:: PROBLEM TO WORK ON ::
The answer must be the full set of records, repeated exactly.

:: DATA FOR THIS TASK ::
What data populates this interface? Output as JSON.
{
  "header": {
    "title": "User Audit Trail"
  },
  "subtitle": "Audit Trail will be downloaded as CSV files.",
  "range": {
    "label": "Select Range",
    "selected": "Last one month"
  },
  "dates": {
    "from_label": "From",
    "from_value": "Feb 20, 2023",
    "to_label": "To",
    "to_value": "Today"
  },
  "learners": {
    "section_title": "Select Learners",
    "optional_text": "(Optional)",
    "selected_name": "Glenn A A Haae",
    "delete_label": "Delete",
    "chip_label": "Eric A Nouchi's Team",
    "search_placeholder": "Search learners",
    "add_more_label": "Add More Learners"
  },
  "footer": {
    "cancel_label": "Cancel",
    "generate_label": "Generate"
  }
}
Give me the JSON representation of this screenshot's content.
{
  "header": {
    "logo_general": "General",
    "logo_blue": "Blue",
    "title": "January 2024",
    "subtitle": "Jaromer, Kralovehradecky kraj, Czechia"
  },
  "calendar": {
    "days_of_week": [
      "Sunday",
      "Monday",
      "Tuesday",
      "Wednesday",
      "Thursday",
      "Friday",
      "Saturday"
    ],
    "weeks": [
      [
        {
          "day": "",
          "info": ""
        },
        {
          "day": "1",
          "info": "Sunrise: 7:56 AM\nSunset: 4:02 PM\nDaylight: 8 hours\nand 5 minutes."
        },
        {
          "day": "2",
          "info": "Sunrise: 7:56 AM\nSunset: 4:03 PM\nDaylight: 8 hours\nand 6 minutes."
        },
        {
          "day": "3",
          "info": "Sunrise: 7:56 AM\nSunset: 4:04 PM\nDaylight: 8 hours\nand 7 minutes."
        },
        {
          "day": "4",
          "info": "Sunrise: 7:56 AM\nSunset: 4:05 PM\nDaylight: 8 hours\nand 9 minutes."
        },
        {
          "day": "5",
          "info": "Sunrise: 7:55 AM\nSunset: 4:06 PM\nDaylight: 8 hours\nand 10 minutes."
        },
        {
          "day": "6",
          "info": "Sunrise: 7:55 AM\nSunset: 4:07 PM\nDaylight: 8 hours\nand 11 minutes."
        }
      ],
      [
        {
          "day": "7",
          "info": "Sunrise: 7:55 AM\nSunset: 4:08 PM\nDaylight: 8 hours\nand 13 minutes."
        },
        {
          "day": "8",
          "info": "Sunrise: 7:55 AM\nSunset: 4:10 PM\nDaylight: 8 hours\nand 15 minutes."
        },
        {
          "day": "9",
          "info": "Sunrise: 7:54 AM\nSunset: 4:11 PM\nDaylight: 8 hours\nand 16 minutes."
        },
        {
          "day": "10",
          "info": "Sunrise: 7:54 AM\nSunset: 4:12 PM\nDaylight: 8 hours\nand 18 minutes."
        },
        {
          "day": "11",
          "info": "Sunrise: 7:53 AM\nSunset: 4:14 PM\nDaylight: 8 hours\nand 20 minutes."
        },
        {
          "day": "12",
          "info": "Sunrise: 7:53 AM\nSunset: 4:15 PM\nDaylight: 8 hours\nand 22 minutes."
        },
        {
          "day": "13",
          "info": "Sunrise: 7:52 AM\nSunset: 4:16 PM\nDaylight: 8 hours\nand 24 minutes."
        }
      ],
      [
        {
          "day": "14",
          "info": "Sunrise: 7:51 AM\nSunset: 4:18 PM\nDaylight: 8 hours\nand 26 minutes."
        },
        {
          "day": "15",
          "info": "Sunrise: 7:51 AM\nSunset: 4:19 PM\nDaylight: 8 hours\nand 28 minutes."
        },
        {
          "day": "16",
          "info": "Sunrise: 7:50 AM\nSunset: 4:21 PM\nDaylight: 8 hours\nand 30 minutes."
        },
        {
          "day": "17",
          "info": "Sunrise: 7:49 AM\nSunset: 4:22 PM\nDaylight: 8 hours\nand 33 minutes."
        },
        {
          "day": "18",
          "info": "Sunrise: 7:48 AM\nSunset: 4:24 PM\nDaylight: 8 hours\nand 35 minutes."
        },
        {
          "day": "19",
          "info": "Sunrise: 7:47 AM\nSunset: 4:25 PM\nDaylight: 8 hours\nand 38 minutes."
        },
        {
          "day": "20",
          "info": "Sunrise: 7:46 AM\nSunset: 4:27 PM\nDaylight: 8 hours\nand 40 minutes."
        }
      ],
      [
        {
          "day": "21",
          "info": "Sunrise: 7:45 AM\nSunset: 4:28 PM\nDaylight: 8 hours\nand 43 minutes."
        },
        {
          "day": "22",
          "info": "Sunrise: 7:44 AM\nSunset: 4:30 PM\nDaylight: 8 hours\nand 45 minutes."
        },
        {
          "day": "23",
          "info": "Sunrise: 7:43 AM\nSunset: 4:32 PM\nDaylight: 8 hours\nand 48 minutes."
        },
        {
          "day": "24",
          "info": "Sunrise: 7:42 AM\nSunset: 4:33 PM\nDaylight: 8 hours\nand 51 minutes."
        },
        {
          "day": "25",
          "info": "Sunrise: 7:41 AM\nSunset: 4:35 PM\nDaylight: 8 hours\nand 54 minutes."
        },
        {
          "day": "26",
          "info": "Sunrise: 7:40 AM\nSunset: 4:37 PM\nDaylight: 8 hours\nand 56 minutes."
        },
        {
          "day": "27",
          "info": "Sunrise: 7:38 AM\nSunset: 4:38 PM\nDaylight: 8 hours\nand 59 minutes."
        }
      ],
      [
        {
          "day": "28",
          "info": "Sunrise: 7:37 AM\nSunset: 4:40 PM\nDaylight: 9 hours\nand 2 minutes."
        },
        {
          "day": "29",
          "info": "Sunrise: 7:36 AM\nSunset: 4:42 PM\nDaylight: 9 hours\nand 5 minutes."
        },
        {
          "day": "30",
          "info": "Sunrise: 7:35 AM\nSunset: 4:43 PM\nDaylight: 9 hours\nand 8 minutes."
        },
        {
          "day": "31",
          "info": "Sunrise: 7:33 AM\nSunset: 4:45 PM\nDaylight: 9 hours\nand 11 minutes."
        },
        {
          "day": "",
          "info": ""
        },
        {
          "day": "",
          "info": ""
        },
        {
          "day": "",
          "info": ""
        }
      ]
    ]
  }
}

:: SOLUTION ::
What data populates this interface? Output as JSON.
{
  "header": {
    "title": "User Audit Trail"
  },
  "subtitle": "Audit Trail will be downloaded as CSV files.",
  "range": {
    "label": "Select Range",
    "selected": "Last one month"
  },
  "dates": {
    "from_label": "From",
    "from_value": "Feb 20, 2023",
    "to_label": "To",
    "to_value": "Today"
  },
  "learners": {
    "section_title": "Select Learners",
    "optional_text": "(Optional)",
    "selected_name": "Glenn A A Haae",
    "delete_label": "Delete",
    "chip_label": "Eric A Nouchi's Team",
    "search_placeholder": "Search learners",
    "add_more_label": "Add More Learners"
  },
  "footer": {
    "cancel_label": "Cancel",
    "generate_label": "Generate"
  }
}
Give me the JSON representation of this screenshot's content.
{
  "header": {
    "logo_general": "General",
    "logo_blue": "Blue",
    "title": "January 2024",
    "subtitle": "Jaromer, Kralovehradecky kraj, Czechia"
  },
  "calendar": {
    "days_of_week": [
      "Sunday",
      "Monday",
      "Tuesday",
      "Wednesday",
      "Thursday",
      "Friday",
      "Saturday"
    ],
    "weeks": [
      [
        {
          "day": "",
          "info": ""
        },
        {
          "day": "1",
          "info": "Sunrise: 7:56 AM\nSunset: 4:02 PM\nDaylight: 8 hours\nand 5 minutes."
        },
        {
          "day": "2",
          "info": "Sunrise: 7:56 AM\nSunset: 4:03 PM\nDaylight: 8 hours\nand 6 minutes."
        },
        {
          "day": "3",
          "info": "Sunrise: 7:56 AM\nSunset: 4:04 PM\nDaylight: 8 hours\nand 7 minutes."
        },
        {
          "day": "4",
          "info": "Sunrise: 7:56 AM\nSunset: 4:05 PM\nDaylight: 8 hours\nand 9 minutes."
        },
        {
          "day": "5",
          "info": "Sunrise: 7:55 AM\nSunset: 4:06 PM\nDaylight: 8 hours\nand 10 minutes."
        },
        {
          "day": "6",
          "info": "Sunrise: 7:55 AM\nSunset: 4:07 PM\nDaylight: 8 hours\nand 11 minutes."
        }
      ],
      [
        {
          "day": "7",
          "info": "Sunrise: 7:55 AM\nSunset: 4:08 PM\nDaylight: 8 hours\nand 13 minutes."
        },
        {
          "day": "8",
          "info": "Sunrise: 7:55 AM\nSunset: 4:10 PM\nDaylight: 8 hours\nand 15 minutes."
        },
        {
          "day": "9",
          "info": "Sunrise: 7:54 AM\nSunset: 4:11 PM\nDaylight: 8 hours\nand 16 minutes."
        },
        {
          "day": "10",
          "info": "Sunrise: 7:54 AM\nSunset: 4:12 PM\nDaylight: 8 hours\nand 18 minutes."
        },
        {
          "day": "11",
          "info": "Sunrise: 7:53 AM\nSunset: 4:14 PM\nDaylight: 8 hours\nand 20 minutes."
        },
        {
          "day": "12",
          "info": "Sunrise: 7:53 AM\nSunset: 4:15 PM\nDaylight: 8 hours\nand 22 minutes."
        },
        {
          "day": "13",
          "info": "Sunrise: 7:52 AM\nSunset: 4:16 PM\nDaylight: 8 hours\nand 24 minutes."
        }
      ],
      [
        {
          "day": "14",
          "info": "Sunrise: 7:51 AM\nSunset: 4:18 PM\nDaylight: 8 hours\nand 26 minutes."
        },
        {
          "day": "15",
          "info": "Sunrise: 7:51 AM\nSunset: 4:19 PM\nDaylight: 8 hours\nand 28 minutes."
        },
        {
          "day": "16",
          "info": "Sunrise: 7:50 AM\nSunset: 4:21 PM\nDaylight: 8 hours\nand 30 minutes."
        },
        {
          "day": "17",
          "info": "Sunrise: 7:49 AM\nSunset: 4:22 PM\nDaylight: 8 hours\nand 33 minutes."
        },
        {
          "day": "18",
          "info": "Sunrise: 7:48 AM\nSunset: 4:24 PM\nDaylight: 8 hours\nand 35 minutes."
        },
        {
          "day": "19",
          "info": "Sunrise: 7:47 AM\nSunset: 4:25 PM\nDaylight: 8 hours\nand 38 minutes."
        },
        {
          "day": "20",
          "info": "Sunrise: 7:46 AM\nSunset: 4:27 PM\nDaylight: 8 hours\nand 40 minutes."
        }
      ],
      [
        {
          "day": "21",
          "info": "Sunrise: 7:45 AM\nSunset: 4:28 PM\nDaylight: 8 hours\nand 43 minutes."
        },
        {
          "day": "22",
          "info": "Sunrise: 7:44 AM\nSunset: 4:30 PM\nDaylight: 8 hours\nand 45 minutes."
        },
        {
          "day": "23",
          "info": "Sunrise: 7:43 AM\nSunset: 4:32 PM\nDaylight: 8 hours\nand 48 minutes."
        },
        {
          "day": "24",
          "info": "Sunrise: 7:42 AM\nSunset: 4:33 PM\nDaylight: 8 hours\nand 51 minutes."
        },
        {
          "day": "25",
          "info": "Sunrise: 7:41 AM\nSunset: 4:35 PM\nDaylight: 8 hours\nand 54 minutes."
        },
        {
          "day": "26",
          "info": "Sunrise: 7:40 AM\nSunset: 4:37 PM\nDaylight: 8 hours\nand 56 minutes."
        },
        {
          "day": "27",
          "info": "Sunrise: 7:38 AM\nSunset: 4:38 PM\nDaylight: 8 hours\nand 59 minutes."
        }
      ],
      [
        {
          "day": "28",
          "info": "Sunrise: 7:37 AM\nSunset: 4:40 PM\nDaylight: 9 hours\nand 2 minutes."
        },
        {
          "day": "29",
          "info": "Sunrise: 7:36 AM\nSunset: 4:42 PM\nDaylight: 9 hours\nand 5 minutes."
        },
        {
          "day": "30",
          "info": "Sunrise: 7:35 AM\nSunset: 4:43 PM\nDaylight: 9 hours\nand 8 minutes."
        },
        {
          "day": "31",
          "info": "Sunrise: 7:33 AM\nSunset: 4:45 PM\nDaylight: 9 hours\nand 11 minutes."
        },
        {
          "day": "",
          "info": ""
        },
        {
          "day": "",
          "info": ""
        },
        {
          "day": "",
          "info": ""
        }
      ]
    ]
  }
}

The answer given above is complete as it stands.